The way we all share and consume information has changed.
We’re increasingly relying on technology to make these sorts of decisions for us.
But the way we’re going about doing so also has changed the way that we’re spending our time.
Now, we’re more likely to see our friends, family and colleagues share content on social platforms, rather than waiting to get the feedback from them.
In a new study, a team at Columbia University found that even when it comes to how we’re interacting with social media, our brains are increasingly influenced by how we look at them.
The researchers, led by Columbia’s Dr. Andrew S. Lipsky, showed a series of images to participants, showing the time they spent using different social media platforms.
What they found was that the more a participant looked at a picture, the more likely they were to look at it when they looked at their friends.
It was like the brain was telling you what kind of content they were seeing, and telling them to share it with you.
When asked to compare the time that a friend shared a picture of them to a friend who did not, the brain told the latter that they were “more likely to share the content than the former.”
The same effect happened when a friend looked at an image that was not shared with their friends, the researchers found.
And the effect is even more pronounced when the person was viewing a video of a friend that they shared.
“People share more of what they see with other people when they see the content, whether that’s friends sharing it or not,” Dr. Lipky told Business Insider.
“And then the brain tells them to get it to the people they want it to get to, whether it’s a friend, family member, or colleague.”

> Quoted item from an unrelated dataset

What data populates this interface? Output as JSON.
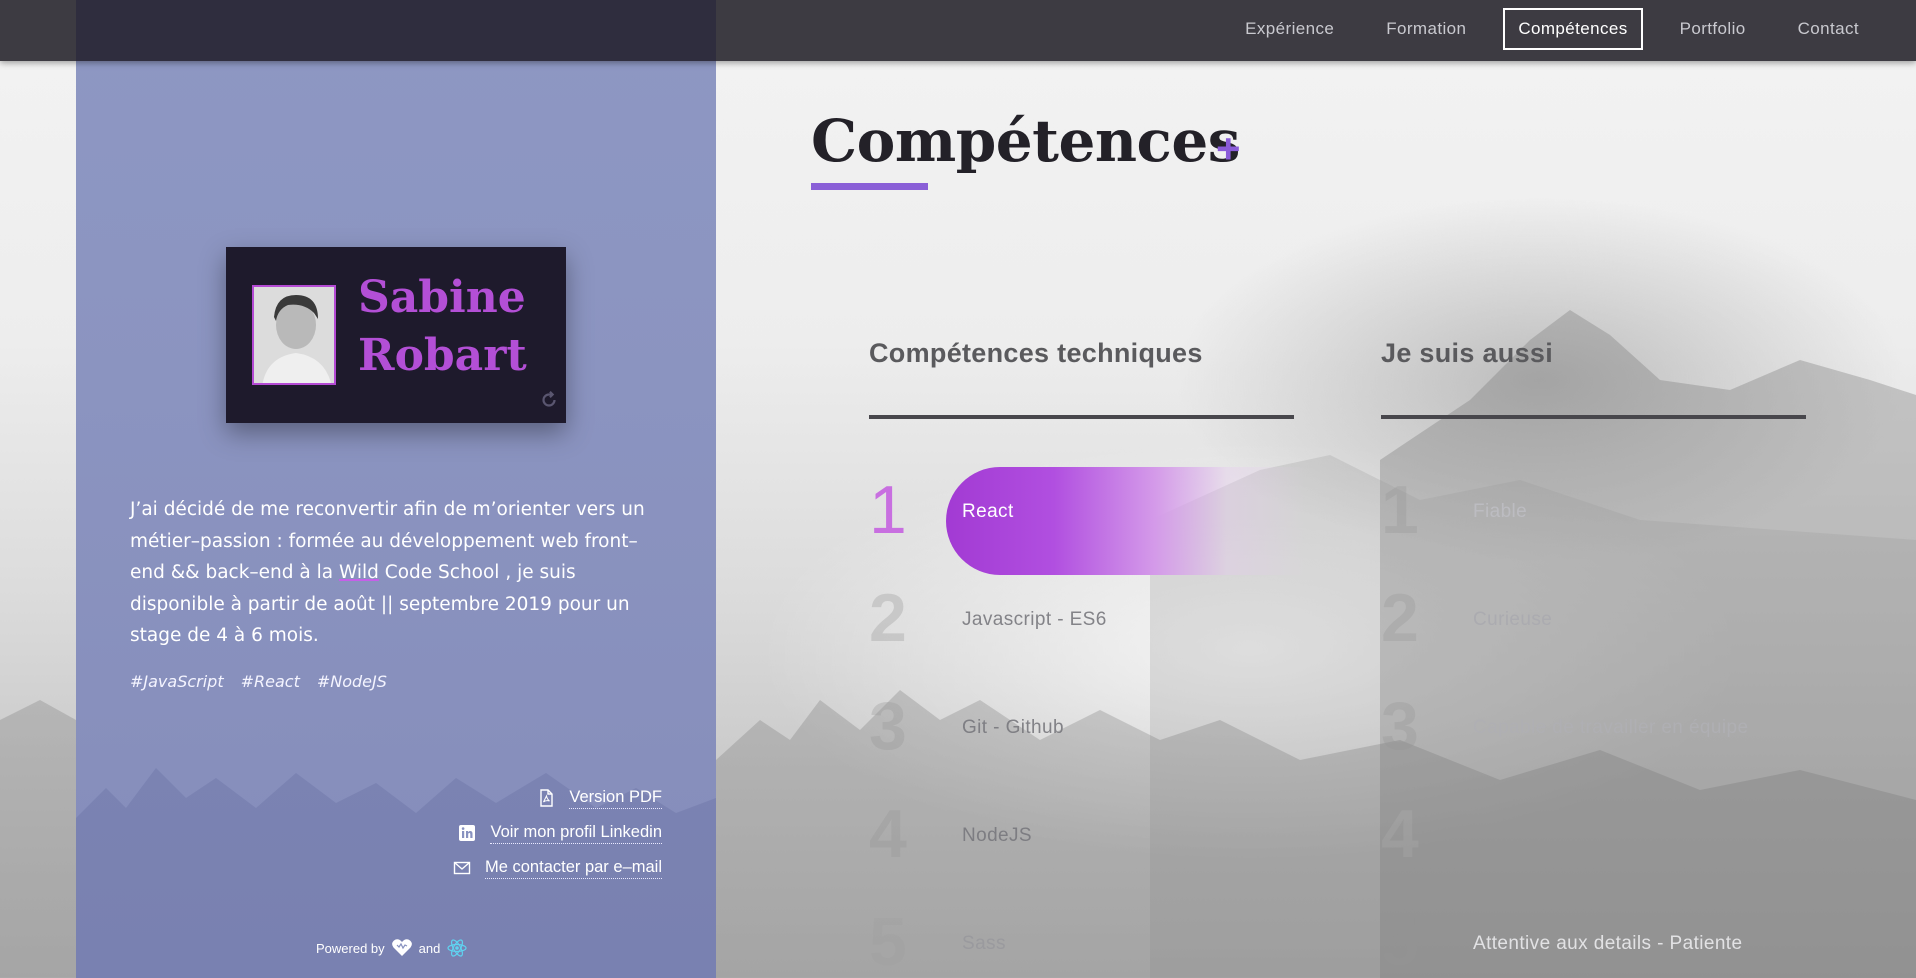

While it’s unclear whether the brain actually gets to the content itself, Dr. S.K. Mascarenhas, one of the researchers behind the study, said the findings are not limited to the media we use.
“What it means is that we have an innate bias towards our friends and other people,” he said.
This is what Dr. Maccarenhas called a “cultural shift.”
In his words, it is not that the brain has evolved to ignore the importance of social media as a source of information, but that it has “gutted the social glue” around us that made us want to share and interact with others.
“Social media has changed what we perceive as important to be shared,” he told Business Week.
“But the brain does not simply want to get out there and find out what’s going on.”
Dr. Mescarenhas said that the study shows that the way the brain perceives social media content can influence how we choose to spend our time, and the decisions we make around that.
He added that the findings “have important implications for understanding the way our brains make decisions about our health and well-being.”
The researchers, who published their findings in the journal Proceedings of the National Academy of Sciences, are not the first to link social media with increased risk of depression.
A 2011 study published in the American Journal of Epidemiology found that people who use Facebook as their primary source of social networking were more likely than those who do not to have any mental health problems, while another study published last year in the British Journal of Psychiatry found that users who shared news about their own experiences on social networking sites were more depressed than those in a more traditional environment.
Dr. Sallay, who has previously studied the relationship between social media and depression, said that while this study may be the first one to look into the effects of Facebook on mental health, it may be one of many studies that will come out in the coming years.
“There is a growing body of research showing that social media is a gateway to other psychological distress and depression,” he wrote in an email.
The social media user needs to be aware of their symptoms, seek medical attention, and support.””
Social media may be a gateway for other mental health distress and even suicide, but this is not enough.
The social media user needs to be aware of their symptoms, seek medical attention, and support.”
The study did not determine whether social media users were at increased risk for depression.
It also did not establish whether the social media use affected how much someone developed a mental illness.
Dr Sallap said that, even though the researchers did not measure the people who used social media the most, they do think it’s important to understand how they use it.
“It is likely that people use social media for a variety of reasons, but some may also be trying to connect with others,” he explained.
“It may be that some people find it helpful to engage in social networking and to share thoughts, ideas, or images, which